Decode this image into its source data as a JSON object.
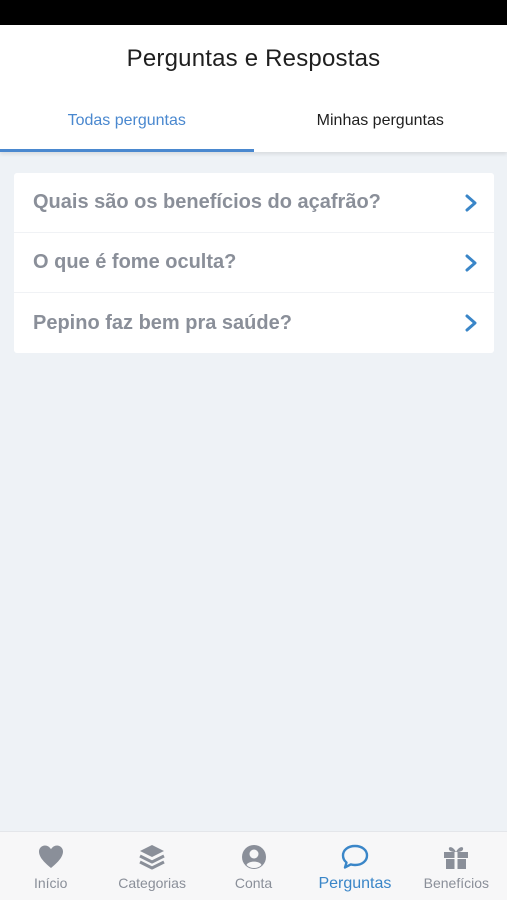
{
  "header": {
    "title": "Perguntas e Respostas",
    "tabs": [
      {
        "label": "Todas perguntas",
        "active": true
      },
      {
        "label": "Minhas perguntas",
        "active": false
      }
    ]
  },
  "questions": [
    {
      "text": "Quais são os benefícios do açafrão?"
    },
    {
      "text": "O que é fome oculta?"
    },
    {
      "text": "Pepino faz bem pra saúde?"
    }
  ],
  "bottom_nav": {
    "items": [
      {
        "label": "Início",
        "icon": "heart-icon",
        "active": false
      },
      {
        "label": "Categorias",
        "icon": "layers-icon",
        "active": false
      },
      {
        "label": "Conta",
        "icon": "user-circle-icon",
        "active": false
      },
      {
        "label": "Perguntas",
        "icon": "chat-bubble-icon",
        "active": true
      },
      {
        "label": "Benefícios",
        "icon": "gift-icon",
        "active": false
      }
    ]
  },
  "colors": {
    "accent": "#4a88cf",
    "nav_active": "#3a86c8",
    "muted_text": "#8a8f99",
    "background": "#eef2f6"
  }
}
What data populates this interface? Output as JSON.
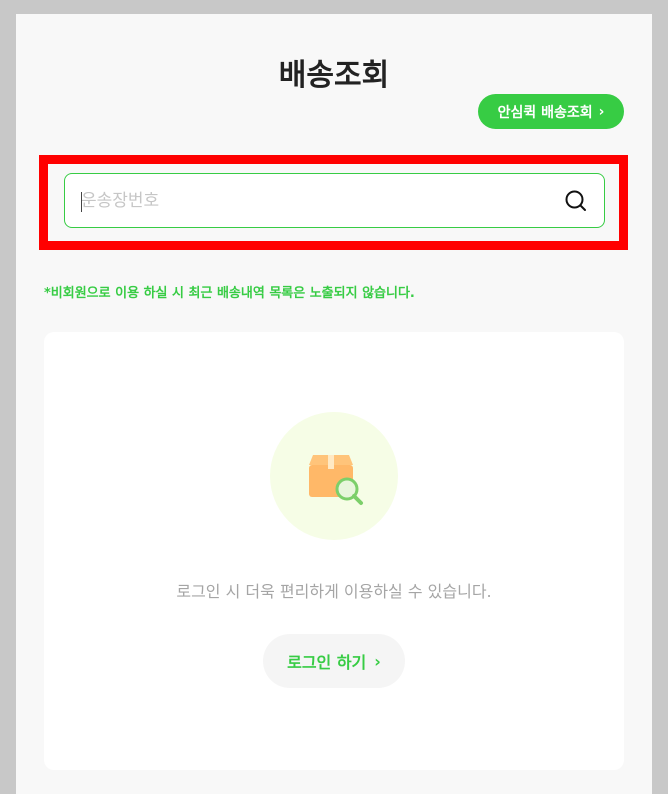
{
  "header": {
    "title": "배송조회",
    "safe_quick_button": "안심퀵 배송조회",
    "chevron": "›"
  },
  "search": {
    "placeholder": "운송장번호",
    "value": "",
    "icon": "search-icon"
  },
  "notice": "*비회원으로 이용 하실 시 최근 배송내역 목록은 노출되지 않습니다.",
  "card": {
    "message": "로그인 시 더욱 편리하게 이용하실 수 있습니다.",
    "login_button": "로그인 하기",
    "chevron": "›",
    "illustration": "package-search-icon"
  },
  "colors": {
    "accent": "#37cc44",
    "highlight": "#ff0000"
  }
}
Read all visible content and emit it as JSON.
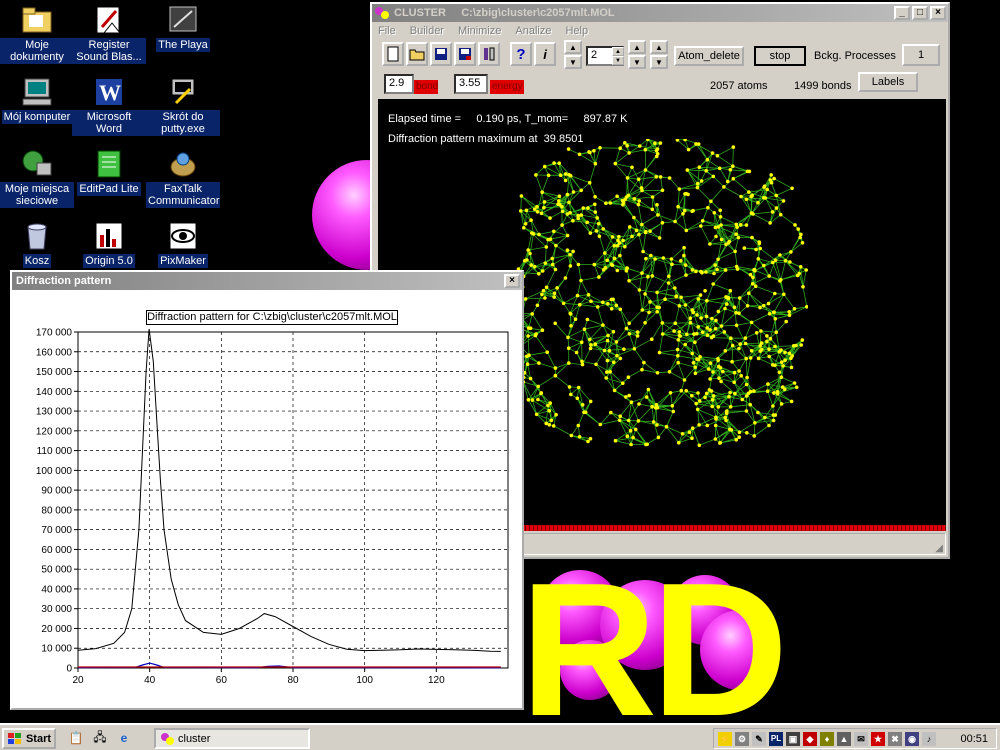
{
  "desktop": {
    "icons": [
      {
        "label": "Moje dokumenty",
        "icon": "folder-icon"
      },
      {
        "label": "Register Sound Blas...",
        "icon": "register-icon"
      },
      {
        "label": "The Playa",
        "icon": "shortcut-icon"
      },
      {
        "label": "Mój komputer",
        "icon": "computer-icon"
      },
      {
        "label": "Microsoft Word",
        "icon": "word-icon"
      },
      {
        "label": "Skrót do putty.exe",
        "icon": "putty-icon"
      },
      {
        "label": "Moje miejsca sieciowe",
        "icon": "network-icon"
      },
      {
        "label": "EditPad Lite",
        "icon": "editpad-icon"
      },
      {
        "label": "FaxTalk Communicator",
        "icon": "fax-icon"
      },
      {
        "label": "Kosz",
        "icon": "recycle-bin-icon"
      },
      {
        "label": "Origin 5.0",
        "icon": "origin-icon"
      },
      {
        "label": "PixMaker",
        "icon": "pixmaker-icon"
      }
    ],
    "wallpaper_text": "RD"
  },
  "cluster_window": {
    "title": "CLUSTER     C:\\zbig\\cluster\\c2057mlt.MOL",
    "menu": [
      "File",
      "Builder",
      "Minimize",
      "Analize",
      "Help"
    ],
    "spinner_value": "2",
    "atom_delete_label": "Atom_delete",
    "stop_label": "stop",
    "bckg_processes_label": "Bckg. Processes",
    "bckg_processes_value": "1",
    "bond_value": "2.9",
    "bond_label": "bond",
    "energy_value": "3.55",
    "energy_label": "energy",
    "atoms_text": "2057 atoms",
    "bonds_text": "1499 bonds",
    "labels_button": "Labels",
    "elapsed_text": "Elapsed time =     0.190 ps, T_mom=     897.87 K",
    "diffraction_max_text": "Diffraction pattern maximum at  39.8501"
  },
  "diffraction_window": {
    "title": "Diffraction pattern",
    "close_label": "×"
  },
  "chart_data": {
    "type": "line",
    "title": "Diffraction pattern for C:\\zbig\\cluster\\c2057mlt.MOL",
    "xlabel": "",
    "ylabel": "",
    "xlim": [
      20,
      140
    ],
    "ylim": [
      0,
      170000
    ],
    "x_ticks": [
      "20",
      "40",
      "60",
      "80",
      "100",
      "120"
    ],
    "y_ticks": [
      "0",
      "10 000",
      "20 000",
      "30 000",
      "40 000",
      "50 000",
      "60 000",
      "70 000",
      "80 000",
      "90 000",
      "100 000",
      "110 000",
      "120 000",
      "130 000",
      "140 000",
      "150 000",
      "160 000",
      "170 000"
    ],
    "grid": true,
    "series": [
      {
        "color": "#000000",
        "x": [
          20,
          25,
          30,
          33,
          35,
          37,
          38,
          39,
          39.85,
          41,
          42,
          43,
          44,
          46,
          48,
          50,
          55,
          60,
          65,
          70,
          72,
          75,
          80,
          85,
          90,
          95,
          100,
          105,
          110,
          115,
          120,
          125,
          130,
          135,
          138
        ],
        "y": [
          9000,
          9800,
          12500,
          18000,
          30000,
          70000,
          110000,
          150000,
          171500,
          155000,
          125000,
          95000,
          70000,
          45000,
          32000,
          24000,
          18000,
          17000,
          20000,
          25000,
          27500,
          26000,
          21000,
          16000,
          12000,
          9500,
          8800,
          9000,
          9200,
          9600,
          9400,
          9200,
          9000,
          8500,
          8400
        ]
      },
      {
        "color": "#0000c0",
        "x": [
          20,
          36,
          38,
          40,
          42,
          44,
          70,
          73,
          76,
          80,
          138
        ],
        "y": [
          200,
          300,
          1500,
          2500,
          1500,
          300,
          200,
          800,
          1000,
          200,
          100
        ]
      },
      {
        "color": "#c00000",
        "x": [
          20,
          138
        ],
        "y": [
          500,
          500
        ]
      }
    ]
  },
  "taskbar": {
    "start_label": "Start",
    "task_label": "cluster",
    "clock": "00:51",
    "tray_lang": "PL"
  },
  "colors": {
    "title_active": "#0a246a",
    "plot_line": "#000000",
    "atom_color": "#ffff00",
    "bond_color": "#2fa81a"
  }
}
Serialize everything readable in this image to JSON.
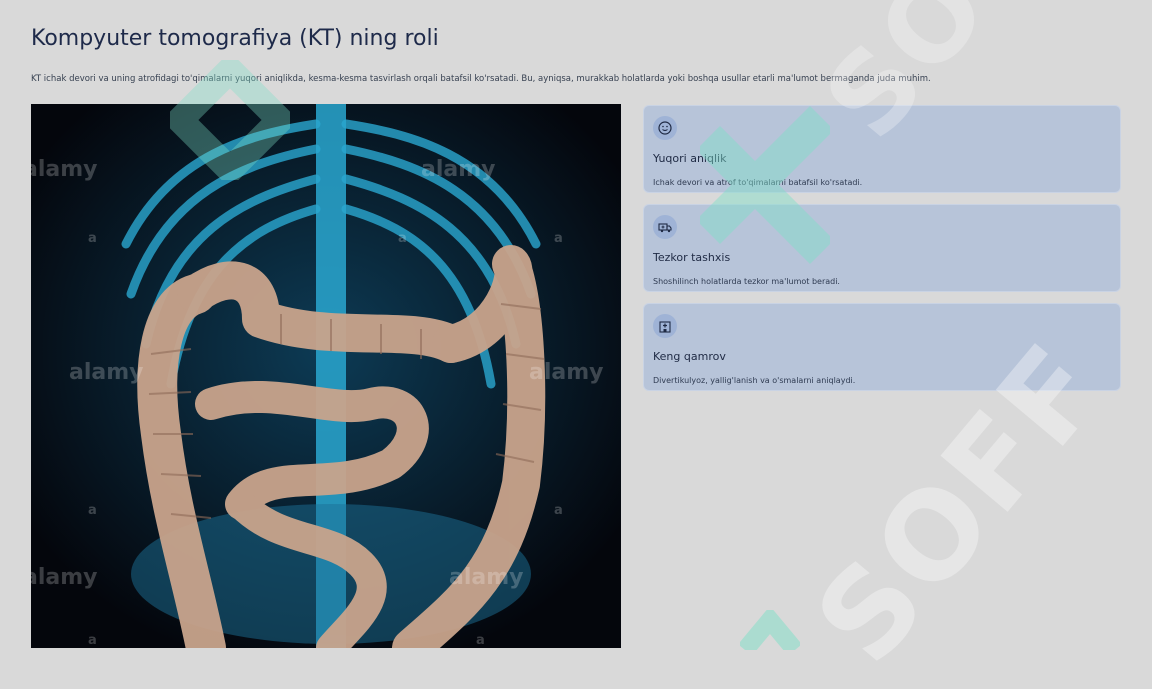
{
  "page": {
    "title": "Kompyuter tomografiya (KT) ning roli",
    "subtitle": "KT ichak devori va uning atrofidagi to'qimalarni yuqori aniqlikda, kesma-kesma tasvirlash orqali batafsil ko'rsatadi. Bu, ayniqsa, murakkab holatlarda yoki boshqa usullar etarli ma'lumot bermaganda juda muhim."
  },
  "image": {
    "watermark_text": "alamy",
    "small_mark": "a",
    "brand_watermark": "SOFF"
  },
  "cards": [
    {
      "icon": "smile-icon",
      "title": "Yuqori aniqlik",
      "description": "Ichak devori va atrof to'qimalarni batafsil ko'rsatadi."
    },
    {
      "icon": "ambulance-icon",
      "title": "Tezkor tashxis",
      "description": "Shoshilinch holatlarda tezkor ma'lumot beradi."
    },
    {
      "icon": "hospital-icon",
      "title": "Keng qamrov",
      "description": "Divertikulyoz, yallig'lanish va o'smalarni aniqlaydi."
    }
  ],
  "colors": {
    "background": "#d9d9d9",
    "card": "#b7c4d9",
    "title": "#1e2a4a",
    "bones": "#2aa7d0",
    "colon": "#c9a48c"
  }
}
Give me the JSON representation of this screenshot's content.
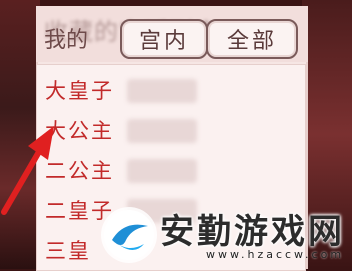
{
  "header": {
    "title": "我的",
    "title_blurred": "收藏的宫廷列表",
    "tabs": [
      {
        "label": "宫内",
        "selected": false
      },
      {
        "label": "全部",
        "selected": true
      }
    ]
  },
  "list": {
    "items": [
      {
        "label": "大皇子"
      },
      {
        "label": "大公主"
      },
      {
        "label": "二公主"
      },
      {
        "label": "二皇子"
      },
      {
        "label": "三皇"
      }
    ]
  },
  "annotation": {
    "arrow_color": "#e02020"
  },
  "watermark": {
    "text": "安勤游戏网",
    "url": "www.hzaccw.com"
  },
  "colors": {
    "accent_red": "#c22a2a",
    "panel_bg": "#f6e6e4"
  }
}
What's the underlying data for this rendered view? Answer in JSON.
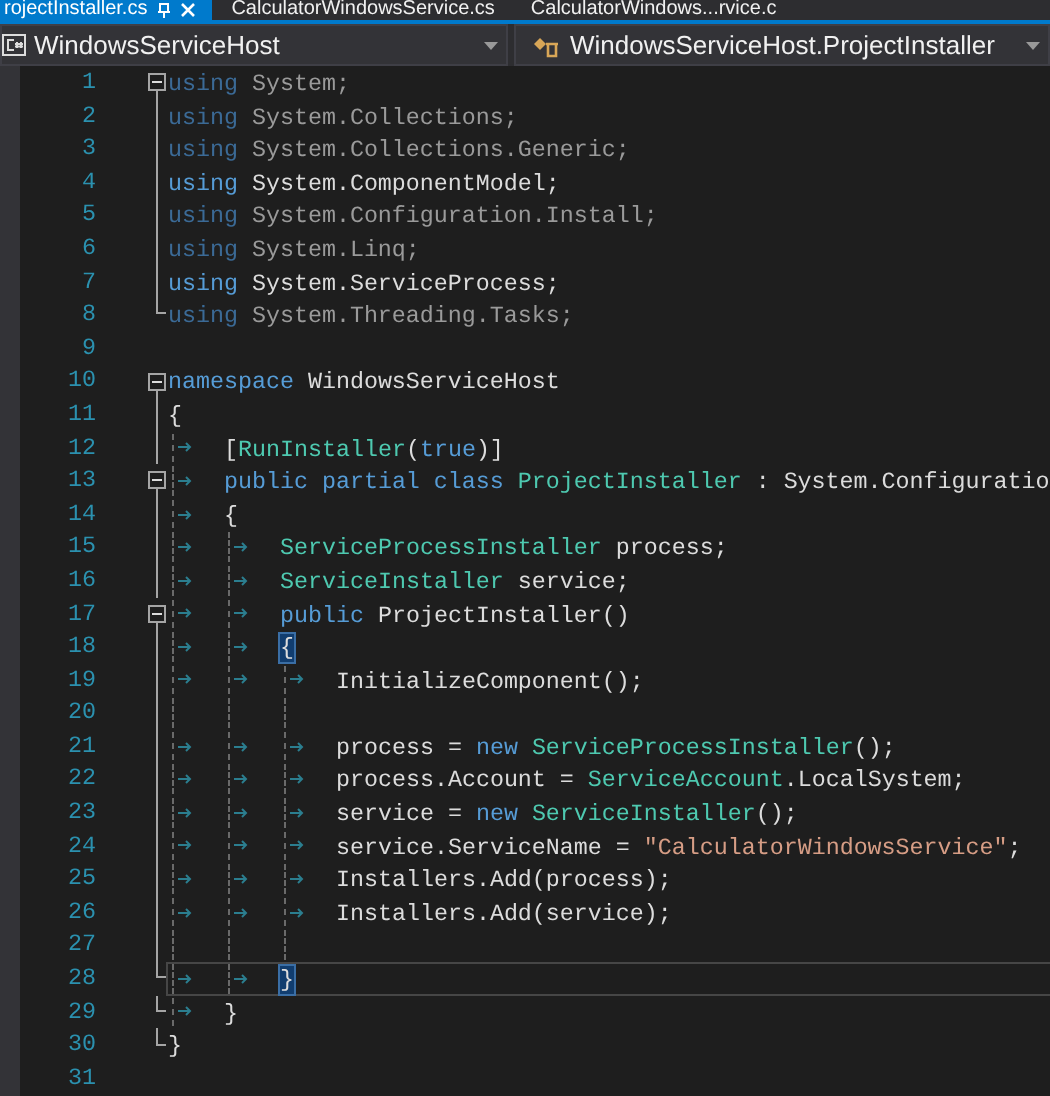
{
  "tabs": [
    {
      "label": "rojectInstaller.cs",
      "selected": true
    },
    {
      "label": "CalculatorWindowsService.cs",
      "selected": false
    },
    {
      "label": "CalculatorWindows...rvice.c",
      "selected": false
    }
  ],
  "navbar": {
    "project": "WindowsServiceHost",
    "member": "WindowsServiceHost.ProjectInstaller"
  },
  "lines": [
    {
      "number": "1",
      "outlined": true,
      "collapsible": true,
      "block_end": false,
      "faded": true,
      "tokens": [
        {
          "kind": "kw",
          "text": "using"
        },
        {
          "kind": "plain",
          "text": " System;"
        }
      ]
    },
    {
      "number": "2",
      "outlined": true,
      "collapsible": false,
      "block_end": false,
      "faded": true,
      "tokens": [
        {
          "kind": "kw",
          "text": "using"
        },
        {
          "kind": "plain",
          "text": " System.Collections;"
        }
      ]
    },
    {
      "number": "3",
      "outlined": true,
      "collapsible": false,
      "block_end": false,
      "faded": true,
      "tokens": [
        {
          "kind": "kw",
          "text": "using"
        },
        {
          "kind": "plain",
          "text": " System.Collections.Generic;"
        }
      ]
    },
    {
      "number": "4",
      "outlined": true,
      "collapsible": false,
      "block_end": false,
      "faded": false,
      "tokens": [
        {
          "kind": "kw",
          "text": "using"
        },
        {
          "kind": "plain",
          "text": " System.ComponentModel;"
        }
      ]
    },
    {
      "number": "5",
      "outlined": true,
      "collapsible": false,
      "block_end": false,
      "faded": true,
      "tokens": [
        {
          "kind": "kw",
          "text": "using"
        },
        {
          "kind": "plain",
          "text": " System.Configuration.Install;"
        }
      ]
    },
    {
      "number": "6",
      "outlined": true,
      "collapsible": false,
      "block_end": false,
      "faded": true,
      "tokens": [
        {
          "kind": "kw",
          "text": "using"
        },
        {
          "kind": "plain",
          "text": " System.Linq;"
        }
      ]
    },
    {
      "number": "7",
      "outlined": true,
      "collapsible": false,
      "block_end": false,
      "faded": false,
      "tokens": [
        {
          "kind": "kw",
          "text": "using"
        },
        {
          "kind": "plain",
          "text": " System.ServiceProcess;"
        }
      ]
    },
    {
      "number": "8",
      "outlined": true,
      "collapsible": false,
      "block_end": true,
      "faded": true,
      "tokens": [
        {
          "kind": "kw",
          "text": "using"
        },
        {
          "kind": "plain",
          "text": " System.Threading.Tasks;"
        }
      ]
    },
    {
      "number": "9",
      "outlined": false,
      "collapsible": false,
      "block_end": false
    },
    {
      "number": "10",
      "outlined": true,
      "collapsible": true,
      "block_end": false,
      "tokens": [
        {
          "kind": "kw",
          "text": "namespace"
        },
        {
          "kind": "plain",
          "text": " WindowsServiceHost"
        }
      ]
    },
    {
      "number": "11",
      "outlined": true,
      "collapsible": false,
      "block_end": false,
      "tokens": [
        {
          "kind": "plain",
          "text": "{"
        }
      ]
    },
    {
      "number": "12",
      "outlined": true,
      "collapsible": false,
      "block_end": false,
      "tokens": [
        {
          "kind": "tab"
        },
        {
          "kind": "plain",
          "text": "["
        },
        {
          "kind": "type",
          "text": "RunInstaller"
        },
        {
          "kind": "plain",
          "text": "("
        },
        {
          "kind": "kw",
          "text": "true"
        },
        {
          "kind": "plain",
          "text": ")]"
        }
      ]
    },
    {
      "number": "13",
      "outlined": true,
      "collapsible": true,
      "block_end": false,
      "tokens": [
        {
          "kind": "tab"
        },
        {
          "kind": "kw",
          "text": "public partial class "
        },
        {
          "kind": "type",
          "text": "ProjectInstaller"
        },
        {
          "kind": "plain",
          "text": " : System.Configuratio"
        }
      ]
    },
    {
      "number": "14",
      "outlined": true,
      "collapsible": false,
      "block_end": false,
      "tokens": [
        {
          "kind": "tab"
        },
        {
          "kind": "plain",
          "text": "{"
        }
      ]
    },
    {
      "number": "15",
      "outlined": true,
      "collapsible": false,
      "block_end": false,
      "tokens": [
        {
          "kind": "tab"
        },
        {
          "kind": "tab"
        },
        {
          "kind": "type",
          "text": "ServiceProcessInstaller"
        },
        {
          "kind": "plain",
          "text": " process;"
        }
      ]
    },
    {
      "number": "16",
      "outlined": true,
      "collapsible": false,
      "block_end": false,
      "tokens": [
        {
          "kind": "tab"
        },
        {
          "kind": "tab"
        },
        {
          "kind": "type",
          "text": "ServiceInstaller"
        },
        {
          "kind": "plain",
          "text": " service;"
        }
      ]
    },
    {
      "number": "17",
      "outlined": true,
      "collapsible": true,
      "block_end": false,
      "tokens": [
        {
          "kind": "tab"
        },
        {
          "kind": "tab"
        },
        {
          "kind": "kw",
          "text": "public"
        },
        {
          "kind": "plain",
          "text": " ProjectInstaller()"
        }
      ]
    },
    {
      "number": "18",
      "outlined": true,
      "collapsible": false,
      "block_end": false,
      "tokens": [
        {
          "kind": "tab"
        },
        {
          "kind": "tab"
        },
        {
          "kind": "match",
          "text": "{"
        }
      ]
    },
    {
      "number": "19",
      "outlined": true,
      "collapsible": false,
      "block_end": false,
      "tokens": [
        {
          "kind": "tab"
        },
        {
          "kind": "tab"
        },
        {
          "kind": "tab"
        },
        {
          "kind": "plain",
          "text": "InitializeComponent();"
        }
      ]
    },
    {
      "number": "20",
      "outlined": true,
      "collapsible": false,
      "block_end": false,
      "tokens": [
        {
          "kind": "guide"
        },
        {
          "kind": "guide"
        },
        {
          "kind": "guide"
        }
      ]
    },
    {
      "number": "21",
      "outlined": true,
      "collapsible": false,
      "block_end": false,
      "tokens": [
        {
          "kind": "tab"
        },
        {
          "kind": "tab"
        },
        {
          "kind": "tab"
        },
        {
          "kind": "plain",
          "text": "process = "
        },
        {
          "kind": "kw",
          "text": "new "
        },
        {
          "kind": "type",
          "text": "ServiceProcessInstaller"
        },
        {
          "kind": "plain",
          "text": "();"
        }
      ]
    },
    {
      "number": "22",
      "outlined": true,
      "collapsible": false,
      "block_end": false,
      "tokens": [
        {
          "kind": "tab"
        },
        {
          "kind": "tab"
        },
        {
          "kind": "tab"
        },
        {
          "kind": "plain",
          "text": "process.Account = "
        },
        {
          "kind": "type",
          "text": "ServiceAccount"
        },
        {
          "kind": "plain",
          "text": ".LocalSystem;"
        }
      ]
    },
    {
      "number": "23",
      "outlined": true,
      "collapsible": false,
      "block_end": false,
      "tokens": [
        {
          "kind": "tab"
        },
        {
          "kind": "tab"
        },
        {
          "kind": "tab"
        },
        {
          "kind": "plain",
          "text": "service = "
        },
        {
          "kind": "kw",
          "text": "new "
        },
        {
          "kind": "type",
          "text": "ServiceInstaller"
        },
        {
          "kind": "plain",
          "text": "();"
        }
      ]
    },
    {
      "number": "24",
      "outlined": true,
      "collapsible": false,
      "block_end": false,
      "tokens": [
        {
          "kind": "tab"
        },
        {
          "kind": "tab"
        },
        {
          "kind": "tab"
        },
        {
          "kind": "plain",
          "text": "service.ServiceName = "
        },
        {
          "kind": "str",
          "text": "\"CalculatorWindowsService\""
        },
        {
          "kind": "plain",
          "text": ";"
        }
      ]
    },
    {
      "number": "25",
      "outlined": true,
      "collapsible": false,
      "block_end": false,
      "tokens": [
        {
          "kind": "tab"
        },
        {
          "kind": "tab"
        },
        {
          "kind": "tab"
        },
        {
          "kind": "plain",
          "text": "Installers.Add(process);"
        }
      ]
    },
    {
      "number": "26",
      "outlined": true,
      "collapsible": false,
      "block_end": false,
      "tokens": [
        {
          "kind": "tab"
        },
        {
          "kind": "tab"
        },
        {
          "kind": "tab"
        },
        {
          "kind": "plain",
          "text": "Installers.Add(service);"
        }
      ]
    },
    {
      "number": "27",
      "outlined": true,
      "collapsible": false,
      "block_end": false,
      "tokens": [
        {
          "kind": "guide"
        },
        {
          "kind": "guide"
        },
        {
          "kind": "guide"
        }
      ]
    },
    {
      "number": "28",
      "outlined": true,
      "collapsible": false,
      "block_end": true,
      "current": true,
      "tokens": [
        {
          "kind": "tab"
        },
        {
          "kind": "tab"
        },
        {
          "kind": "match",
          "text": "}"
        }
      ]
    },
    {
      "number": "29",
      "outlined": true,
      "collapsible": false,
      "block_end": true,
      "tokens": [
        {
          "kind": "tab"
        },
        {
          "kind": "plain",
          "text": "}"
        }
      ]
    },
    {
      "number": "30",
      "outlined": true,
      "collapsible": false,
      "block_end": true,
      "tokens": [
        {
          "kind": "plain",
          "text": "}"
        }
      ]
    },
    {
      "number": "31",
      "outlined": false,
      "collapsible": false,
      "block_end": false
    }
  ]
}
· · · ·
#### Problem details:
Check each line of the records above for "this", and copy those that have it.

#### Expected output:
Decode this image into its source data as a JSON object.
What data populates this interface? Output as JSON.
Serialize everything readable in this image to JSON.
Give me the JSON representation of this screenshot's content.
What's the underlying data for this rendered view? Answer in JSON.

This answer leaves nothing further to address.